Year on year, the number of students choosing to study languages in British schools falls.

Fiona Hartley, who has been a French teacher since 1986, has been part of the fight against this decline, whilst still campaigning for the curriculum to remain relevant in modern society.

In recent years, there has been a steady decline in the number of students choosing to study languages at A-Level, from 25,338 in 2022 to 23,486 in 2023.

Fiona says that the education system perpetuates this decline. She said: “Some primary schools… give the odd word here and there… and then [students] go to secondary school and they’re given the option of not continuing with the language… Being given the option perpetuates that feeling that languages are difficult.”

Moreover, she remarks on the significant meritocratic pressure for “many teachers and schools [who] are under pressure to get good grades”.

This influences students’ mindsets, she says. 

“Very often they will say to us it’s because I can more easily get an A* or A in another subject," she said.

Fiona agrees that the current syllabus is too content-heavy, focusing more on academia than “language skills applicable in the real world”.

Despite this, language skills remain hugely relevant in modern-day society. Despite the increasing use of artificial intelligence for translation, native English speakers with fluency in another language remain hugely necessary.

Fiona said: “If we are going to build a good future for our nation, both politically, [and] economically, then we need to have the language skills. We don’t want to be the only nation that can’t converse with the European Union, [or other] international organisations."

She also observes the increase in English-speaking viewers consuming foreign language media on Netflix and other streaming channels.

She said: “I’m quite hopeful… to see people have seen French series like ‘Lupin’ with French subtitles, [making French] culture more accessible.”

Although she believes being immersed in a country is the best way to pick up a language. 

Schools are the most accessible and effective way to formally learn a language, even teaching children who grew up in bilingual households the grammatical and written rules that they had not learnt otherwise.

Aside from strictly French lessons, there are schools where the history and geography lessons would be in French. However, many schools lack the resources and teachers themselves with sufficient language skills.  

The Department for Education wants to improve the number of Year 10 pupils choosing to study a language as a core subject, as part of the EBacc, from 39 per cent in 2022, to 90 per cent of pupils by 2025. 

Fiona agrees with this approach of placing languages as a core subject but maintains that the government is still not doing enough to combat the decline, having been to the House of Lords just after the most recent A-Level was proposed in 2015.

She said: “We need to point out that our young people are competing with Europeans who tend to have very good language skills.” 

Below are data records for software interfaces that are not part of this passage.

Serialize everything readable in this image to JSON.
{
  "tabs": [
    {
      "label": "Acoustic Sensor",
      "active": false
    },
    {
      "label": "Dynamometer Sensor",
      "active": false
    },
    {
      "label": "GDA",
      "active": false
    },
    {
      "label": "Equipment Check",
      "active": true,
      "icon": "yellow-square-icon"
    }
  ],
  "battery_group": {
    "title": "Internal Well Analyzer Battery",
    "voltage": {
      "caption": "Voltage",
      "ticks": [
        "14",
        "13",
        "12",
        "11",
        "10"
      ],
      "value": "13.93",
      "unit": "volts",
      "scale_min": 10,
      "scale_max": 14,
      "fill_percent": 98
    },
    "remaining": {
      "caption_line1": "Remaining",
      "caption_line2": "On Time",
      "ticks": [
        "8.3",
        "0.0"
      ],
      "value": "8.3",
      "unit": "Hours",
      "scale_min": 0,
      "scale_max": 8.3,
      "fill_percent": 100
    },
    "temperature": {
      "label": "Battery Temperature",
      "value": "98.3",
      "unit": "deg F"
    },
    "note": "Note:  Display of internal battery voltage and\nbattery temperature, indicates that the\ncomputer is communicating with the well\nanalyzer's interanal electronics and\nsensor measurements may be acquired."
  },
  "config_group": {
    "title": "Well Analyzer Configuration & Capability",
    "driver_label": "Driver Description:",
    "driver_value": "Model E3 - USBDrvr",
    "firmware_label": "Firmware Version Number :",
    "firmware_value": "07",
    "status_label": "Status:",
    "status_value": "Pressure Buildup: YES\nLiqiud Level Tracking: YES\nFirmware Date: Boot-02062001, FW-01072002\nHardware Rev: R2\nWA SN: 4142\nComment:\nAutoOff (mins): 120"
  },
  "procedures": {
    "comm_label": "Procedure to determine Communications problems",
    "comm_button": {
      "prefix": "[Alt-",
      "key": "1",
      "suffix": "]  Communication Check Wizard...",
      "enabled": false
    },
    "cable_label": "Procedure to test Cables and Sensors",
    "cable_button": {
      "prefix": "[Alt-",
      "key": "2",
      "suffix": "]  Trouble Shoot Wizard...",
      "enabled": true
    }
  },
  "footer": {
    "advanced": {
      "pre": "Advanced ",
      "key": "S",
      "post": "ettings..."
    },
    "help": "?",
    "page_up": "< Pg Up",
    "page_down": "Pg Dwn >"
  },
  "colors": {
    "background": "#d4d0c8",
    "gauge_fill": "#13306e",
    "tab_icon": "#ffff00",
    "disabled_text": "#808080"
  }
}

Despite this, Fiona emphasises the importance of learning a language and encourages anyone who wants to. 

She said: “It is such a mind-broadening thing. I think it’s really important … not only does it improve communication skills, but it makes us more open-minded to the rest of the world.”

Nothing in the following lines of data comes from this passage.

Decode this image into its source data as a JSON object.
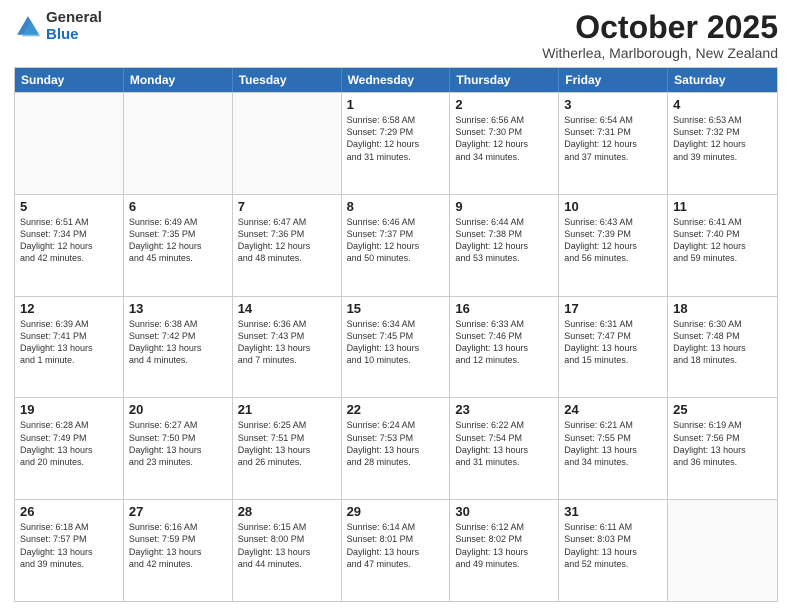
{
  "header": {
    "logo_general": "General",
    "logo_blue": "Blue",
    "month_title": "October 2025",
    "subtitle": "Witherlea, Marlborough, New Zealand"
  },
  "weekdays": [
    "Sunday",
    "Monday",
    "Tuesday",
    "Wednesday",
    "Thursday",
    "Friday",
    "Saturday"
  ],
  "rows": [
    [
      {
        "day": "",
        "info": ""
      },
      {
        "day": "",
        "info": ""
      },
      {
        "day": "",
        "info": ""
      },
      {
        "day": "1",
        "info": "Sunrise: 6:58 AM\nSunset: 7:29 PM\nDaylight: 12 hours\nand 31 minutes."
      },
      {
        "day": "2",
        "info": "Sunrise: 6:56 AM\nSunset: 7:30 PM\nDaylight: 12 hours\nand 34 minutes."
      },
      {
        "day": "3",
        "info": "Sunrise: 6:54 AM\nSunset: 7:31 PM\nDaylight: 12 hours\nand 37 minutes."
      },
      {
        "day": "4",
        "info": "Sunrise: 6:53 AM\nSunset: 7:32 PM\nDaylight: 12 hours\nand 39 minutes."
      }
    ],
    [
      {
        "day": "5",
        "info": "Sunrise: 6:51 AM\nSunset: 7:34 PM\nDaylight: 12 hours\nand 42 minutes."
      },
      {
        "day": "6",
        "info": "Sunrise: 6:49 AM\nSunset: 7:35 PM\nDaylight: 12 hours\nand 45 minutes."
      },
      {
        "day": "7",
        "info": "Sunrise: 6:47 AM\nSunset: 7:36 PM\nDaylight: 12 hours\nand 48 minutes."
      },
      {
        "day": "8",
        "info": "Sunrise: 6:46 AM\nSunset: 7:37 PM\nDaylight: 12 hours\nand 50 minutes."
      },
      {
        "day": "9",
        "info": "Sunrise: 6:44 AM\nSunset: 7:38 PM\nDaylight: 12 hours\nand 53 minutes."
      },
      {
        "day": "10",
        "info": "Sunrise: 6:43 AM\nSunset: 7:39 PM\nDaylight: 12 hours\nand 56 minutes."
      },
      {
        "day": "11",
        "info": "Sunrise: 6:41 AM\nSunset: 7:40 PM\nDaylight: 12 hours\nand 59 minutes."
      }
    ],
    [
      {
        "day": "12",
        "info": "Sunrise: 6:39 AM\nSunset: 7:41 PM\nDaylight: 13 hours\nand 1 minute."
      },
      {
        "day": "13",
        "info": "Sunrise: 6:38 AM\nSunset: 7:42 PM\nDaylight: 13 hours\nand 4 minutes."
      },
      {
        "day": "14",
        "info": "Sunrise: 6:36 AM\nSunset: 7:43 PM\nDaylight: 13 hours\nand 7 minutes."
      },
      {
        "day": "15",
        "info": "Sunrise: 6:34 AM\nSunset: 7:45 PM\nDaylight: 13 hours\nand 10 minutes."
      },
      {
        "day": "16",
        "info": "Sunrise: 6:33 AM\nSunset: 7:46 PM\nDaylight: 13 hours\nand 12 minutes."
      },
      {
        "day": "17",
        "info": "Sunrise: 6:31 AM\nSunset: 7:47 PM\nDaylight: 13 hours\nand 15 minutes."
      },
      {
        "day": "18",
        "info": "Sunrise: 6:30 AM\nSunset: 7:48 PM\nDaylight: 13 hours\nand 18 minutes."
      }
    ],
    [
      {
        "day": "19",
        "info": "Sunrise: 6:28 AM\nSunset: 7:49 PM\nDaylight: 13 hours\nand 20 minutes."
      },
      {
        "day": "20",
        "info": "Sunrise: 6:27 AM\nSunset: 7:50 PM\nDaylight: 13 hours\nand 23 minutes."
      },
      {
        "day": "21",
        "info": "Sunrise: 6:25 AM\nSunset: 7:51 PM\nDaylight: 13 hours\nand 26 minutes."
      },
      {
        "day": "22",
        "info": "Sunrise: 6:24 AM\nSunset: 7:53 PM\nDaylight: 13 hours\nand 28 minutes."
      },
      {
        "day": "23",
        "info": "Sunrise: 6:22 AM\nSunset: 7:54 PM\nDaylight: 13 hours\nand 31 minutes."
      },
      {
        "day": "24",
        "info": "Sunrise: 6:21 AM\nSunset: 7:55 PM\nDaylight: 13 hours\nand 34 minutes."
      },
      {
        "day": "25",
        "info": "Sunrise: 6:19 AM\nSunset: 7:56 PM\nDaylight: 13 hours\nand 36 minutes."
      }
    ],
    [
      {
        "day": "26",
        "info": "Sunrise: 6:18 AM\nSunset: 7:57 PM\nDaylight: 13 hours\nand 39 minutes."
      },
      {
        "day": "27",
        "info": "Sunrise: 6:16 AM\nSunset: 7:59 PM\nDaylight: 13 hours\nand 42 minutes."
      },
      {
        "day": "28",
        "info": "Sunrise: 6:15 AM\nSunset: 8:00 PM\nDaylight: 13 hours\nand 44 minutes."
      },
      {
        "day": "29",
        "info": "Sunrise: 6:14 AM\nSunset: 8:01 PM\nDaylight: 13 hours\nand 47 minutes."
      },
      {
        "day": "30",
        "info": "Sunrise: 6:12 AM\nSunset: 8:02 PM\nDaylight: 13 hours\nand 49 minutes."
      },
      {
        "day": "31",
        "info": "Sunrise: 6:11 AM\nSunset: 8:03 PM\nDaylight: 13 hours\nand 52 minutes."
      },
      {
        "day": "",
        "info": ""
      }
    ]
  ]
}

  • This article was written by Caitlin Dela Cruz, from Peter Symonds College, as part of Newsquest's Young reporter scheme.